CHARLOTTE, NC (WBTV) - Charlotte City Council was set to vote Monday on zoning for a 2.5 acre mixed-use project in NoDa, but developers requested to defer for another month while they work to address issues that have been raised by residents. City Council members are also interested in more research before voting to approve multi-use zoning for the development.
The project, which is being developed by Revolve Residential, has been in the works since May. The plan is for a piece of property on Whiting Avenue, which would include 16 single family homes and four affordable living townhomes. The design also includes a plan to repurpose a long-standing Baptist church, that is currently operating as Charlotte Christian College and Theological Seminary, and turn it into a co-working office and event space.
Developers say the plan was originally well-received and approved by the majority of the NoDa Neighborhood and Business Association, but over the last couple months, some in the community have expressed concerns regarding traffic, noise, congestion with a nearby Montessori school, and what-ifs about the proposed event space planned for the church.
“That potential event space, what does that mean? 150 people are here, are they drinking?

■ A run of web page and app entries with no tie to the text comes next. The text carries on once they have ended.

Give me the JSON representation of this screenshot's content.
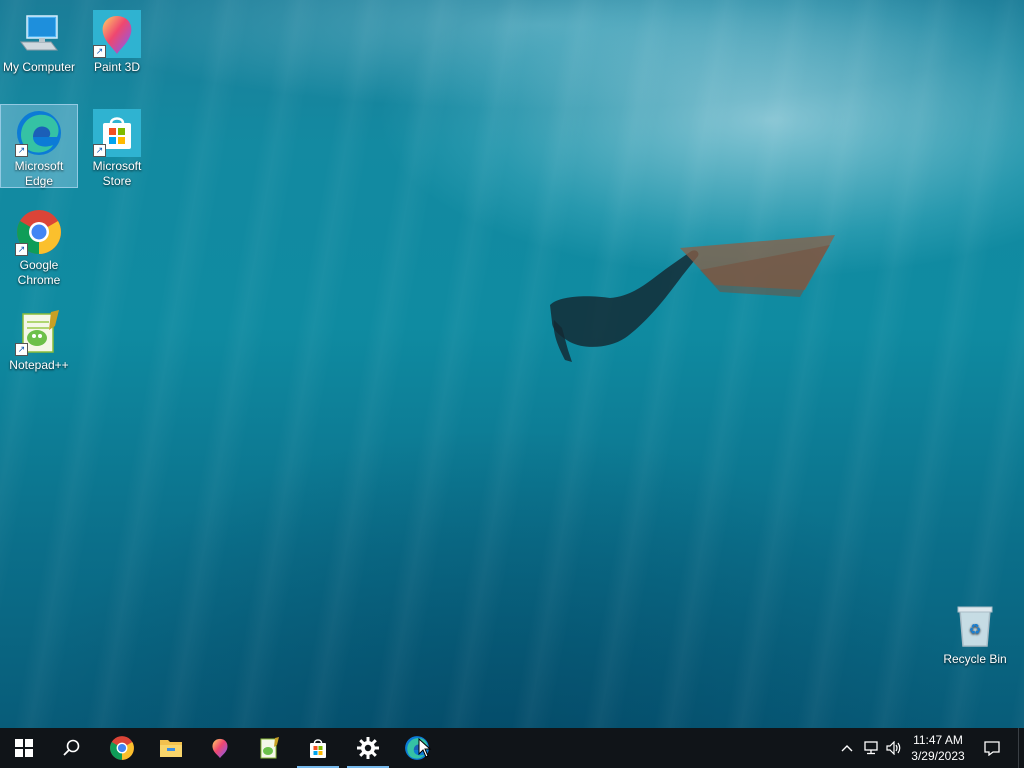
{
  "desktop": {
    "icons": [
      {
        "label": "My Computer",
        "icon": "computer-icon"
      },
      {
        "label": "Paint 3D",
        "icon": "paint-3d-icon"
      },
      {
        "label": "Microsoft Edge",
        "icon": "edge-icon",
        "selected": true
      },
      {
        "label": "Microsoft Store",
        "icon": "store-icon"
      },
      {
        "label": "Google Chrome",
        "icon": "chrome-icon"
      },
      {
        "label": "Notepad++",
        "icon": "notepad-plus-plus-icon"
      },
      {
        "label": "Recycle Bin",
        "icon": "recycle-bin-icon"
      }
    ]
  },
  "taskbar": {
    "buttons": [
      "start-icon",
      "search-icon",
      "chrome-icon",
      "file-explorer-icon",
      "paint-3d-icon",
      "notepad-plus-plus-icon",
      "store-icon",
      "settings-icon",
      "edge-icon"
    ],
    "tray": {
      "icons": [
        "chevron-up-icon",
        "network-icon",
        "volume-icon",
        "notification-icon"
      ],
      "time": "11:47 AM",
      "date": "3/29/2023"
    }
  },
  "colors": {
    "taskbar": "#101418",
    "accent": "#76b9ed"
  }
}
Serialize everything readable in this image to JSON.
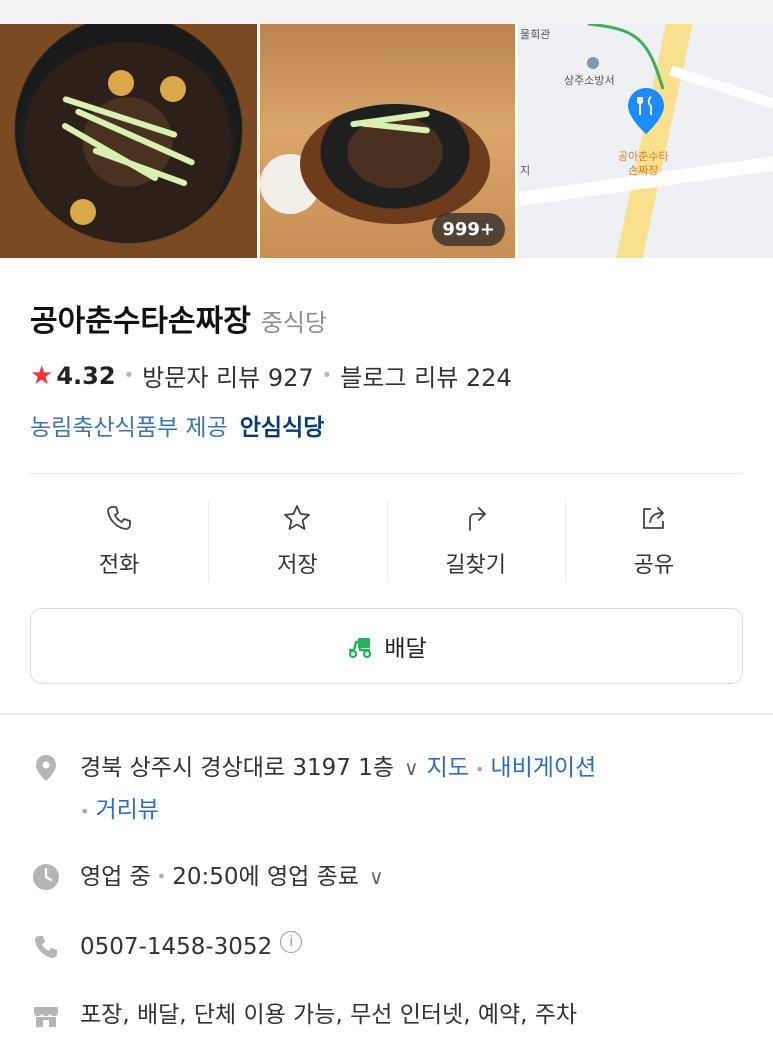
{
  "gallery": {
    "photo_count": "999+",
    "map": {
      "labels": [
        "물회관",
        "상주소방서",
        "지"
      ],
      "pin_label_line1": "공아춘수타",
      "pin_label_line2": "손짜장"
    }
  },
  "place": {
    "name": "공아춘수타손짜장",
    "category": "중식당",
    "rating": "4.32",
    "visitor_reviews": "방문자 리뷰 927",
    "blog_reviews": "블로그 리뷰 224",
    "provider": "농림축산식품부 제공",
    "safe_badge": "안심식당"
  },
  "actions": [
    {
      "label": "전화",
      "icon": "phone-icon"
    },
    {
      "label": "저장",
      "icon": "star-icon"
    },
    {
      "label": "길찾기",
      "icon": "directions-icon"
    },
    {
      "label": "공유",
      "icon": "share-icon"
    }
  ],
  "delivery": {
    "label": "배달",
    "icon": "delivery-scooter-icon"
  },
  "info": {
    "address": "경북 상주시 경상대로 3197 1층",
    "map_link": "지도",
    "navigation_link": "내비게이션",
    "street_view_link": "거리뷰",
    "hours_status": "영업 중",
    "hours_detail": "20:50에 영업 종료",
    "phone": "0507-1458-3052",
    "amenities": "포장, 배달, 단체 이용 가능, 무선 인터넷, 예약, 주차"
  },
  "colors": {
    "link_blue": "#2b6bc9",
    "star_red": "#f0333a",
    "delivery_green": "#21b35a",
    "pin_blue": "#1d8cf8"
  }
}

Is it a 2 a.m. thing? Is there loud music?” said new neighbor resident Amanda Campbell, when asked about the project Monday.
It’s the fear of the unknown, Campbell says, that’s making some residents uncomfortable about the project, and it seems there is good amount of that fear circulating the NoDa neighborhood. Tim McCollum, who’s been leading the project for Revolve Residential, says he’s made a concentrated effort to be transparent with residents, and address concerns throughout the community, but he’s found some neighbors are operating out of misinformation, and he hopes he can remedy that with some more open discussion about the project.
Those in opposition, though, feel the project is too commercial for their mainly residential part of town, and worry adding that many homes and any sort of commercial space could add to traffic, noise, and potentially hurt the charm of the neighborhood.
All these concerns are why the developer requested to defer City Council’s zoning vote Monday night, in hopes of using the next month to reach out to those not in favor, and help find a compromise that works for both the project and the community.
Eric Hoenes, who’s lived in the neighborhood for eight years, feels the Whiting Avenue project is already meeting so many of the neighborhoods needs as it currently stands. He says the neighborhood association appreciates the repurposing of the church, and the addition of four affordable housing units, and believes it would fit nicely with the community makeup. Hoenes also added that he believes Revolve Residential has been more accommodating and considerate throughout the process than most developers they’ve dealt with.
“This is one of the few developers that’s actually come in and read our vision plan, that was put together about 12 years ago for what we wanted to neighborhood to look like,” Hoenes said.
Regardless, it appears the community is still split on the pros and cons of the property, and it will be at least another month before any decisions are made to move forward. In that time, McCollum says he’ll be working to touch base with residents on the fence, and work to find a functional solution for the project.
The petition to change the zoning for the project to multi-use will be deferred to next month, and is expected be on the city council agenda for November 19.